Operations personnel in the oil and gas industry are increasingly being required to meet the knowledge demands of vast technological improvements in all facets of their work environments. Workforce reductions and early retirement programs have left knowledge gaps that must be quickly overcome. These items, when coupled with ever-increasing regulatory training mandates, tax training schedules and budgets.
Industry training practices
Traditional training methods utilize various types of training platforms to provide a structured blended program. Companies typically utilize a combination of noncontact training (e.g., computer-based training or webinars), classroom training and hands-on training. Off-site training often provides an extremely focused training environment but is exceedingly difficult to schedule because it requires time away from daily duties. Many times, individuals are left to schedule their own training with little oversight or guidance on available training resources. Hands-on, “on-the-job” training can be challenging to conduct as equipment is operationally critical and cannot be taken out of service for training purposes. Trying to utilize all these training platforms to meet the industry’s training requirements has too often been a futile effort by most companies due to time and budget constraints.
Areas that have seen vast technical advancements in recent years are gas and liquid quality analyzers and the sample conditioning systems for meeting the inlet requirements of a wide variety of analytical equipment. Gas quality has become more of a focal point in midstream and transmission systems to meet both reliability and economic operations demands. Analytical equipment is increasingly utilizing technologies in laser and ultraviolet light detection for a variety of component analysis through spectroscopy. Gas chromatography has advanced to faster and smaller systems that provide modular components.
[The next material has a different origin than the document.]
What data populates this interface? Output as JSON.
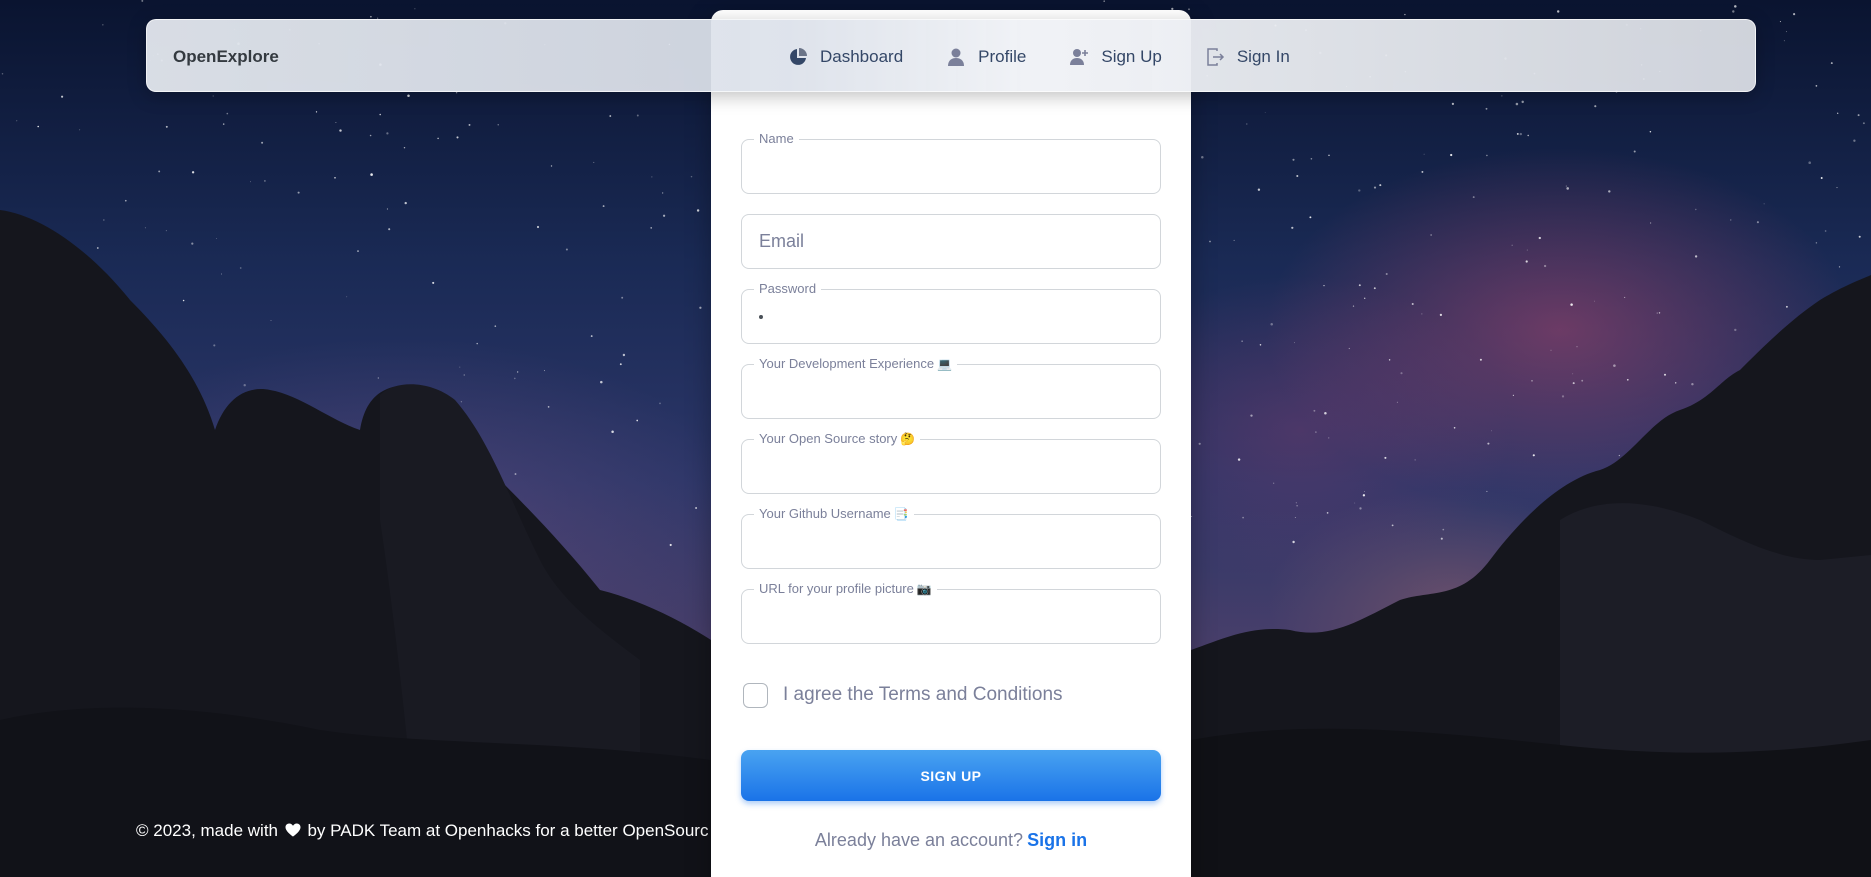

The shale revolution has added to this complexity by introducing an abundance of richer gas streams. This increases the need to be much more aware of the importance of proper sample conditioning, thereby requiring the employment of both practices and equipment that deliver an accurate sample to the analyzer. Combine these technological advancements with new personnel entering the industry and training becomes increasingly important.
Customer service through training
Numerous companies across the U.S. have utilized Mustang Sampling’s Mobile Training Lab (MTL) to provide a realworld field installation training experience to their personnel, whether they’re at field locations or a corporate office. Companies such as Kinder Morgan in Houston; Targa in Midland, Texas; Crestwood in Carlsbad, New Mexico; and measurement schools in Oklahoma, Idaho and Texas have all hosted the MTL. The MTL is a 53-foot trailer with an onboard generator, making it a truly self-sufficient unit that’s operationally capable even in remote areas. It’s packed full of analytical equipment and sample conditioning systems. This lab provides students with the ability to learn firsthand how the equipment operates with guided instruction. Much of the equipment is fully functional, providing the option to give hands-on instruction to operate the equipment in a noncritical environment and, in some cases, disassembly and reassembly of various items. Multiple monitors are located throughout the trailer for video instruction, and a small classroom is in the front of the trailer where up to four students can receive individual instruction. Various analyzers available include four different models of gas chromatographs, moisture (H2O) analyzers, H2S analyzers, a mercury analyzer, an oxygen analyzer and a chemical process analyzer. These analyzers and sample conditioning systems cover natural gas, renewable natural gas, NGL and LNG. Depending on its schedule, the MTL can be on location relatively soon following the customer’s request. This service is typically provided at no cost to the customer and can be combined with a preliminary webinar to add to the overall training experience.